Conversely if you hate large groups - some compare the experience to high school, except with smarter and more mature people - then a smaller firm may be just what you want. You may be the only new kid, or one of less than a dozen depending on how small, exactly, your smaller firm is.

Because smaller firms deal with local clients, travel is less frequent, and to less distant locations. Depending on your preferences, this can either be a Good Thing or a Bad Thing.

If this were a UFE case I would make a complete, neat list of arguments and point in one direction or another, and make a conclusion. In that spirit, all else held equal, go for the Big Firm.

Why?

It is generally a little tougher to get into them, and they still have excellent reputations that'll take you far. And if you decide you prefer pure "accounting" over "audit", which is where they specialize more heavily, you can always apply to work for smaller firms, who will invariably be very pleased to have you join them. Or if neither of those directions appeals to you, the Big Firms have many specialized departments that you can consider picking from.

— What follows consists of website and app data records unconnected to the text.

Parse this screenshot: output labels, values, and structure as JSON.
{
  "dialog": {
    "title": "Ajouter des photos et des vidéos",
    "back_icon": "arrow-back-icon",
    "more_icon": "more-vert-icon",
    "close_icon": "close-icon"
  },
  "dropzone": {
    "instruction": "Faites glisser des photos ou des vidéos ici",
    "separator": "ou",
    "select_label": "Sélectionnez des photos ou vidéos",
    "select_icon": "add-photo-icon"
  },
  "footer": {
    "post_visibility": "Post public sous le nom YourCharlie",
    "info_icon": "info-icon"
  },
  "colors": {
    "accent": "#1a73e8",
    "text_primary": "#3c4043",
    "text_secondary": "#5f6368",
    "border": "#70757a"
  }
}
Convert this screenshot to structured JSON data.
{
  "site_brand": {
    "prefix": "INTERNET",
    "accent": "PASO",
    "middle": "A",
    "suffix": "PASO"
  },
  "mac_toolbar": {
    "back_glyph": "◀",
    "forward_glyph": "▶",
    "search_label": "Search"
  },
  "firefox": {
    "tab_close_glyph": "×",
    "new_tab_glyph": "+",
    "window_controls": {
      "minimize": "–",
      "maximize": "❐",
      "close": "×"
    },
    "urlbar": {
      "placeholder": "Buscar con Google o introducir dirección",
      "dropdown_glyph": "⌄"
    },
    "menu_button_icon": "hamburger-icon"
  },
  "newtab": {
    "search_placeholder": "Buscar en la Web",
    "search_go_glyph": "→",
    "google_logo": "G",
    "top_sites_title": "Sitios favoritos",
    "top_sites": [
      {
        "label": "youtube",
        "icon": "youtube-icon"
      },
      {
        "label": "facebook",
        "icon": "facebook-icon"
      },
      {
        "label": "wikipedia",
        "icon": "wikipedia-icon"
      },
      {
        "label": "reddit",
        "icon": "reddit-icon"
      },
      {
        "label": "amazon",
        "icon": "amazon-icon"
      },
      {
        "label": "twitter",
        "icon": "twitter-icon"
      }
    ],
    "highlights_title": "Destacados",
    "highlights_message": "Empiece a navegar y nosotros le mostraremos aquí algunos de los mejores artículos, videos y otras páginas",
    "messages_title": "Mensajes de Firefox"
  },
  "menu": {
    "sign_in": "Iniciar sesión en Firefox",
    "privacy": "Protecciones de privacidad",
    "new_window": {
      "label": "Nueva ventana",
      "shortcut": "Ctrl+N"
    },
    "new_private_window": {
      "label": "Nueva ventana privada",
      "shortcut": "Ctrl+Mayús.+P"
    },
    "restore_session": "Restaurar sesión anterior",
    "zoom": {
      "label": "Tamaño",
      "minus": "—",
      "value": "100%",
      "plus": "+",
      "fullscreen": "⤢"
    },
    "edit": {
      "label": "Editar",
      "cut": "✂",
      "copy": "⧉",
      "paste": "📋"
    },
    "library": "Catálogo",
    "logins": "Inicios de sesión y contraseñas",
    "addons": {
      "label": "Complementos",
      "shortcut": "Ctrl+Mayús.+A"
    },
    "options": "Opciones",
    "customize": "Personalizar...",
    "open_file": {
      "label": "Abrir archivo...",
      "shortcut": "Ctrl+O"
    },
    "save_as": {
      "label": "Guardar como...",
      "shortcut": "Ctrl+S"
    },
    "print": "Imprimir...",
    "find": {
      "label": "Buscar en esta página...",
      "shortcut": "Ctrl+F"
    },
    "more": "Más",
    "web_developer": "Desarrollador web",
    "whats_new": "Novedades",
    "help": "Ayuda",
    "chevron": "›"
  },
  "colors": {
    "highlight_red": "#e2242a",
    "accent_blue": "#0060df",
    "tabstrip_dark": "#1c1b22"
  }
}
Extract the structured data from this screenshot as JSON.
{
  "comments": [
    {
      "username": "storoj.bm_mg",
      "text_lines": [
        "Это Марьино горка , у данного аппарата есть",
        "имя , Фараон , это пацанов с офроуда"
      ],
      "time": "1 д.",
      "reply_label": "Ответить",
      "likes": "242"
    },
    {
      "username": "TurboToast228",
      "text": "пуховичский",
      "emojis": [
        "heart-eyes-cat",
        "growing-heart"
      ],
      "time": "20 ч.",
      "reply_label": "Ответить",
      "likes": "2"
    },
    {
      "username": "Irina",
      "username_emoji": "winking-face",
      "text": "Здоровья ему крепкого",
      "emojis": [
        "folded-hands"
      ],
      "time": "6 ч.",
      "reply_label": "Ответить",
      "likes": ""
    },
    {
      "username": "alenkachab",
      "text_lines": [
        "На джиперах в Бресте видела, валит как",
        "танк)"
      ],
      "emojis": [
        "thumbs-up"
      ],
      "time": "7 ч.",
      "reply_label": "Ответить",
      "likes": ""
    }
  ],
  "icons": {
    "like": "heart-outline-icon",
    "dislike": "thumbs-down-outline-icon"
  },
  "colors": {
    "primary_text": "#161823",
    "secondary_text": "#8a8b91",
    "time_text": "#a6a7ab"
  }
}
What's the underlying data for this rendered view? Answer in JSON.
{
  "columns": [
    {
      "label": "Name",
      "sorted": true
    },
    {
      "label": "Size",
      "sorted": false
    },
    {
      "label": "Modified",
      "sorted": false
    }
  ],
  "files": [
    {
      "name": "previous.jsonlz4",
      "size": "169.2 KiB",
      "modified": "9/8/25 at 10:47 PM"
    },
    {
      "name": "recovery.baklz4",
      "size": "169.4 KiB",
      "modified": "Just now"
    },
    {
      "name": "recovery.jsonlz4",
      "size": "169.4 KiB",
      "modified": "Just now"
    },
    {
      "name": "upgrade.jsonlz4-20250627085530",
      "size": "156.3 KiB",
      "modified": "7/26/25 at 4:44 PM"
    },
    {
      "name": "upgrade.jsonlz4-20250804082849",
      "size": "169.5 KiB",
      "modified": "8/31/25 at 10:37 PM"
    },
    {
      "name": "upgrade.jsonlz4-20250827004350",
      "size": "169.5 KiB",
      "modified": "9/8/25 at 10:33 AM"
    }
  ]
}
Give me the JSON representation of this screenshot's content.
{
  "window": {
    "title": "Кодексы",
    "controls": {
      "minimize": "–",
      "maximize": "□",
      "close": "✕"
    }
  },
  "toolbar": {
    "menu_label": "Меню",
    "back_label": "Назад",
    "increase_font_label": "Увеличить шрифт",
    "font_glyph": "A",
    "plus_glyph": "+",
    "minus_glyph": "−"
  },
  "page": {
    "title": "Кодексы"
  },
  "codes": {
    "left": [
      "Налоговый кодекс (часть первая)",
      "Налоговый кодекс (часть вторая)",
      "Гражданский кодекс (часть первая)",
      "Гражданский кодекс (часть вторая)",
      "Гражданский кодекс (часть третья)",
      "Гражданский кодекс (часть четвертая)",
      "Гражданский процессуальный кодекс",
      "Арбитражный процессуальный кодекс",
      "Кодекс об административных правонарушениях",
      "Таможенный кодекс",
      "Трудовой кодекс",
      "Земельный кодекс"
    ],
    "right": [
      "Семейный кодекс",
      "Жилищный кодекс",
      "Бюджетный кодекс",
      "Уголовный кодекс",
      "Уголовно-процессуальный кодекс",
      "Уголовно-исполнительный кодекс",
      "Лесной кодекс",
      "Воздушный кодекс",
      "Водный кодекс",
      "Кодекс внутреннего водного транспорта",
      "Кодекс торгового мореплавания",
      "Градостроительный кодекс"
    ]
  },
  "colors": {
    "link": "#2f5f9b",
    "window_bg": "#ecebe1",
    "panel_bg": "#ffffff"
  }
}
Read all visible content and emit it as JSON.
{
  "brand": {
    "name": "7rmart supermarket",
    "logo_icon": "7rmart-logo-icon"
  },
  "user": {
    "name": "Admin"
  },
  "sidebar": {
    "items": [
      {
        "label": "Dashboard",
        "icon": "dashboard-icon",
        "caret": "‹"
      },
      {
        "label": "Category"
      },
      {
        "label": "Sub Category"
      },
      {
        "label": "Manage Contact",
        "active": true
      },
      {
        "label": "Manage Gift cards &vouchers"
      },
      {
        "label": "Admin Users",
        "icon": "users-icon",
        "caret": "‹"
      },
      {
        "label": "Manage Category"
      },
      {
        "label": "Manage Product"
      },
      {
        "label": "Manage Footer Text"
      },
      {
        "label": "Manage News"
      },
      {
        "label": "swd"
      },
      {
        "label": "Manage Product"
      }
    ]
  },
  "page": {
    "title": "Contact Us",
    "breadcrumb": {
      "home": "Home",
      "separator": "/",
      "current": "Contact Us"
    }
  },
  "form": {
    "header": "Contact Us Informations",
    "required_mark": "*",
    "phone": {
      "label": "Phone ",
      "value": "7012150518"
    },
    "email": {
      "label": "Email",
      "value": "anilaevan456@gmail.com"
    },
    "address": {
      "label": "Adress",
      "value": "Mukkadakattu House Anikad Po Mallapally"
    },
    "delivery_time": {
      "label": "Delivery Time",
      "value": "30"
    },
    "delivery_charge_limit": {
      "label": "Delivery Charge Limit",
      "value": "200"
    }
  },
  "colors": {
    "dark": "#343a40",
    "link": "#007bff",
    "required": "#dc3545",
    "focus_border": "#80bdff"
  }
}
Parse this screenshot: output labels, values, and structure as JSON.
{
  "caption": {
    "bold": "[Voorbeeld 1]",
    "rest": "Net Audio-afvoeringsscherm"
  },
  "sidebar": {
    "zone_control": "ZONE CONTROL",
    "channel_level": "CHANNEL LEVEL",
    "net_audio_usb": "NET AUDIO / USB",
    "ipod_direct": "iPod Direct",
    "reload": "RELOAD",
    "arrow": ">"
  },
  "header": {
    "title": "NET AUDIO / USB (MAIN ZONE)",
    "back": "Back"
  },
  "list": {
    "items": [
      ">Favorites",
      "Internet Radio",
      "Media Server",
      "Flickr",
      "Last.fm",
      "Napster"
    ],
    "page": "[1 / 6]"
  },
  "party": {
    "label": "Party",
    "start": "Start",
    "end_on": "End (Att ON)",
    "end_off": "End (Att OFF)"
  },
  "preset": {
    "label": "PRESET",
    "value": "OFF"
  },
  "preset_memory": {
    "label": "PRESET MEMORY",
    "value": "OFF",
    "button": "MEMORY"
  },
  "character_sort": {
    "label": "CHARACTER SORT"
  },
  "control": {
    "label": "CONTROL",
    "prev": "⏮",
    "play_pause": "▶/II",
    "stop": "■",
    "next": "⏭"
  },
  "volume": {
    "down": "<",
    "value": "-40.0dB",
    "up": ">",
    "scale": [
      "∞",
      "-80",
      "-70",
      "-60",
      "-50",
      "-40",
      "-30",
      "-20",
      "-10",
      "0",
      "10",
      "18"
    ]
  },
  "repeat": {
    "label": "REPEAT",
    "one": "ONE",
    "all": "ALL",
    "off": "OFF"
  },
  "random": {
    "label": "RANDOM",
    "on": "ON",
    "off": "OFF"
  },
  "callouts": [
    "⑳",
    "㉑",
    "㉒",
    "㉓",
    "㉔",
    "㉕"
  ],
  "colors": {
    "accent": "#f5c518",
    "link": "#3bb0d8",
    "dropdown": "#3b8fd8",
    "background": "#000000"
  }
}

Keep in mind that upon transferring you'll have to learn a whole bunch of new things that you never did at the Big Firm or didn't have to do at the Smaller Firm, just due to the nature of the client mix and size of the audits.

Switching: easier than passing the UFE

I will say, however, that you shouldn't stress out too much over whether you end up here or there. With a few years of experience under your belt, you'll hear from people. If you want to switch, having your CA - or having successfully written your exams, anyway - will make it easier for you to find a new job in a different company.

I've seen people leave both big and small firms, to try out the "other side". Some stuck around and were pleased with their new arrangements.

Others decided what they really wanted was to go into "industry" - lingo for any non-CA-firm job.

So remember the first trick is to get yourself hired. Be as picky as you can afford to be - i.e., decide which type of company you'd like to first try. If it works out, wonderful. If not, Steve argues that it may be tricky to come back from industry to "the profession." I will defer to his wisdom - he's been around a lot longer than I have, so it may in fact be tricky to make a complete shift back. But I've seen people do it as well, so although it may be difficult, it's not impossible.

Steve has only written a few articles on his site, but they're filled with some interesting ideas - worth checking out. He's also had some writings published, including this article published in the Bottom Line on the topic of staying versus going.

Worth a read, especially when recruiters start calling you and you need help deciding what to do. The example is a little "too perfect", though Steve doesn't apologize for the scenario, given that he strongly favours the Profession.

One of the more interesting hidden points linked with his argument that you'll do better in The Profession than in Industry is the subtle statistic showing the inflation in salaries over the past ten years.

What he cites as decent pay for someone with a mere three years experience a decade ago, is now considered average starting pay.

Not bad.

Though it makes you wonder what the true inflation rate in the general economy has been through all these past few years.

Comments

Lorac said:

Do you know when the new rules of ISA is to come into effect? There are alot of articles about the high cost of these changes, if each company have guidelines to follow to implement these new changes, why are the companies incurring so much cost? The companies already have to follow guidelines (GAAS)anyways, what is the big deal to change the rules alittle bit?

# July 31, 2008 2:19 PM

Krupo said:

Depends on which country you're asking about, Lorac.

The cost of changes involves converting your business processes and supporting computer systems to follow the new rules.

This can either be straightforward, or a wicked-horrible headache.

# July 31, 2008 9:38 PM